This is a quick post to show you how to enable legacy SSL and Java SSL support in your browser for those old, crusty websites and applications you have in your organization. Note that this should not be done on Internet facing systems. Only offline or systems that are not routed to the Internet should implement these changes.
1) Launch Firefox. Type about:config in the location bar.
2) In the search bar that comes up, enter: security.tls.version.min. Double-click on the entry that appears and change the value to 0.
3) Do the same for security.tls.version.fallback-limit.
4) Try to connect to your site. It should now work for you.
Enable SSL in Java (it has been disabled for a few rev’s now)
1) Open Windows explorer and browse to either (or both if you have x32/x64 bit Java installed):
C:\Program Files (x86)\Java\jre1.8.0_45\lib\security
2) Double-click the file named java.security. You will be prompted to select a program to open the file. Choose select a program from a list of installed programs and click OK. Choose either Wordpad or notepad.
3) Scroll down to the bottom of the file. You should see:
4) Change this by back-spacing over SSLv3 and save the file so it looks like:
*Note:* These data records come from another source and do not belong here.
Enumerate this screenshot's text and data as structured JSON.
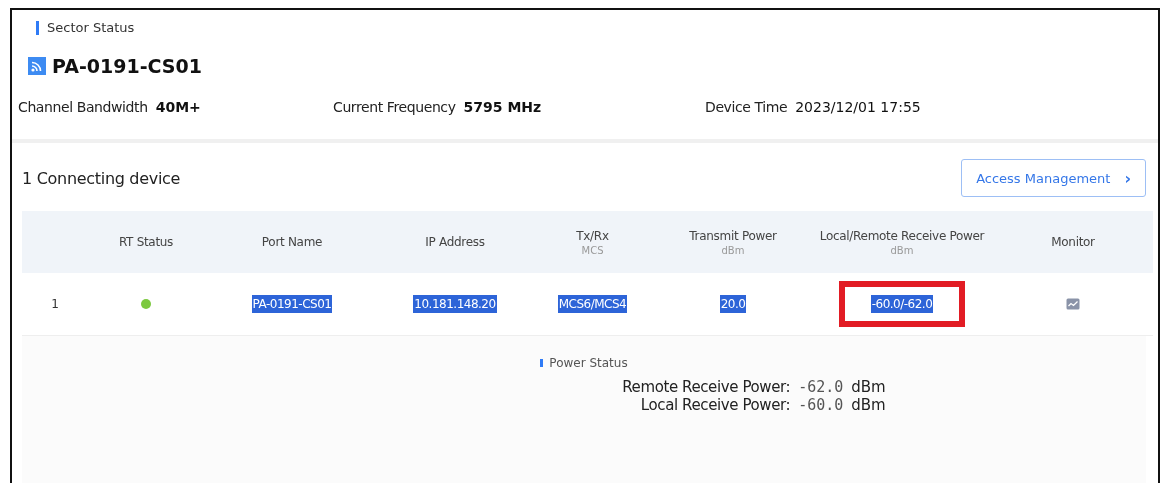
{
  "section_title": "Sector Status",
  "device": {
    "name": "PA-0191-CS01"
  },
  "info": [
    {
      "label": "Channel Bandwidth",
      "value": "40M+",
      "bold": true
    },
    {
      "label": "Current Frequency",
      "value": "5795 MHz",
      "bold": true
    },
    {
      "label": "Device Time",
      "value": "2023/12/01  17:55",
      "bold": false
    }
  ],
  "connecting": {
    "count": "1",
    "label": "Connecting device"
  },
  "access_button": {
    "label": "Access Management",
    "icon": "›"
  },
  "table": {
    "columns": [
      {},
      {
        "label": "RT Status"
      },
      {
        "label": "Port Name"
      },
      {
        "label": "IP Address"
      },
      {
        "label": "Tx/Rx",
        "unit": "MCS"
      },
      {
        "label": "Transmit Power",
        "unit": "dBm"
      },
      {
        "label": "Local/Remote Receive Power",
        "unit": "dBm"
      },
      {
        "label": "Monitor"
      }
    ],
    "rows": [
      {
        "cells": [
          {
            "kind": "number",
            "text": "1"
          },
          {
            "kind": "status",
            "color": "#7cc93f"
          },
          {
            "text": "PA-0191-CS01",
            "highlighted": true,
            "annotated": false
          },
          {
            "text": "10.181.148.20",
            "highlighted": true,
            "annotated": false
          },
          {
            "text": "MCS6/MCS4",
            "highlighted": true,
            "annotated": false
          },
          {
            "text": "20.0",
            "highlighted": true,
            "annotated": false
          },
          {
            "text": "-60.0/-62.0",
            "highlighted": true,
            "annotated": true
          },
          {
            "kind": "monitor"
          }
        ]
      }
    ]
  },
  "power_status": {
    "title": "Power Status",
    "lines": [
      {
        "label": "Remote Receive Power:",
        "value": "-62.0",
        "unit": "dBm"
      },
      {
        "label": "Local Receive Power:",
        "value": "-60.0",
        "unit": "dBm"
      }
    ]
  }
}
You should now be able to access legacy sites with Java SSL support.